▶ _Exercise goal_
Return all lines from the listing below in which "this" appears.

▶ _Extracted entries_

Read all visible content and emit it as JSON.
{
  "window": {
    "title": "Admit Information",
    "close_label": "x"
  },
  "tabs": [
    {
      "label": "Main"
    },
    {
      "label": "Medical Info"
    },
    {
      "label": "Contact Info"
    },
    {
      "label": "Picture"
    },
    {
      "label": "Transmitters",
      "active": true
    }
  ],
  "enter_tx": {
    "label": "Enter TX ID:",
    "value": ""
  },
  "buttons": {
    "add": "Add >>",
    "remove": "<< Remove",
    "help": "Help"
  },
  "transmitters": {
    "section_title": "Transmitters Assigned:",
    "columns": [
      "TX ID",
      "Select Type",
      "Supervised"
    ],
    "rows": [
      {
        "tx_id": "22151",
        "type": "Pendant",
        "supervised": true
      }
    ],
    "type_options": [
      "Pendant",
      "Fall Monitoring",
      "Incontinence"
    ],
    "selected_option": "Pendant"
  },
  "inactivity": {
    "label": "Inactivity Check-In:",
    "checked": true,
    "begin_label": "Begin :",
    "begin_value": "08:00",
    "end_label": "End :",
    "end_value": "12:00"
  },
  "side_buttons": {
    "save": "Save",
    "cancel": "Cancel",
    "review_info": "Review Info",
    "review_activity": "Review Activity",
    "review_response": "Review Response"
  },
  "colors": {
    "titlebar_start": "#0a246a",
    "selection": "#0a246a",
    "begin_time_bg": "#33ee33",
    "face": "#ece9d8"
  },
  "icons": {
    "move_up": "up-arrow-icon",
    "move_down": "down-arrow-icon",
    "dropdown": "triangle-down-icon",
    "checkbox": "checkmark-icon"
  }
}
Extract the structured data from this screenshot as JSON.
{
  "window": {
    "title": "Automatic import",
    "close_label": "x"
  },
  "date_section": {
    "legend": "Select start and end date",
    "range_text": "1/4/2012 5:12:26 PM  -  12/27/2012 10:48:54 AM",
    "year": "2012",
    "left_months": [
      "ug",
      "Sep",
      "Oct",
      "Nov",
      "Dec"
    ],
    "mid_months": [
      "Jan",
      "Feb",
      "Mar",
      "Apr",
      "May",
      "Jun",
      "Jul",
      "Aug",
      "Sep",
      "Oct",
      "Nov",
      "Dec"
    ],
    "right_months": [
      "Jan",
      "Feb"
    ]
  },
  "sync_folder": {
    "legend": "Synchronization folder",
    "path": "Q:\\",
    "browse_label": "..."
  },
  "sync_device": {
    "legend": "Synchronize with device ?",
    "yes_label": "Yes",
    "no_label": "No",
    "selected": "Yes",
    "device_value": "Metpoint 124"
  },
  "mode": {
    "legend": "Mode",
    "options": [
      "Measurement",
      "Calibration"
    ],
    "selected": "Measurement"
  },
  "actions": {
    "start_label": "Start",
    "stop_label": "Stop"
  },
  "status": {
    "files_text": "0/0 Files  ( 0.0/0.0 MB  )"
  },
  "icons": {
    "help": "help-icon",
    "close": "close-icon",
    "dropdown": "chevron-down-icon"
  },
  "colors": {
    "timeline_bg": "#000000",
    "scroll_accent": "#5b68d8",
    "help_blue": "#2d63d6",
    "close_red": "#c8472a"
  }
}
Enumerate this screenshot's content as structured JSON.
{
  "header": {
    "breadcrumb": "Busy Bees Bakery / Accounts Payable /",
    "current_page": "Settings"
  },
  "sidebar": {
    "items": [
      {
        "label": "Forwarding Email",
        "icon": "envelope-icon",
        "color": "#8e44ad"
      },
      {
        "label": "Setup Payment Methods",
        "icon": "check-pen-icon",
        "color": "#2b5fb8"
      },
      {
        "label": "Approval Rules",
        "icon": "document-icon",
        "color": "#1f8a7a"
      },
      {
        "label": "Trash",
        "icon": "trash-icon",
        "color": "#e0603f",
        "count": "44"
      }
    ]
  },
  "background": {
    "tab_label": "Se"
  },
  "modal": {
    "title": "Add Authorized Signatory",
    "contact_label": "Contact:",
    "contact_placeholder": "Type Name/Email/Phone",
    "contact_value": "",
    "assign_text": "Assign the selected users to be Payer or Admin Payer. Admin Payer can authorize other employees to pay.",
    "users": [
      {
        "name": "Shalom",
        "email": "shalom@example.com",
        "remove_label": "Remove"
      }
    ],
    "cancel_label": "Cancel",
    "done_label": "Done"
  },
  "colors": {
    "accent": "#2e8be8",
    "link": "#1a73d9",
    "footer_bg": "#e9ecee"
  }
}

▶ _Expected output_
Extract the structured data from this screenshot as JSON.
Enumerate this screenshot's content as structured JSON.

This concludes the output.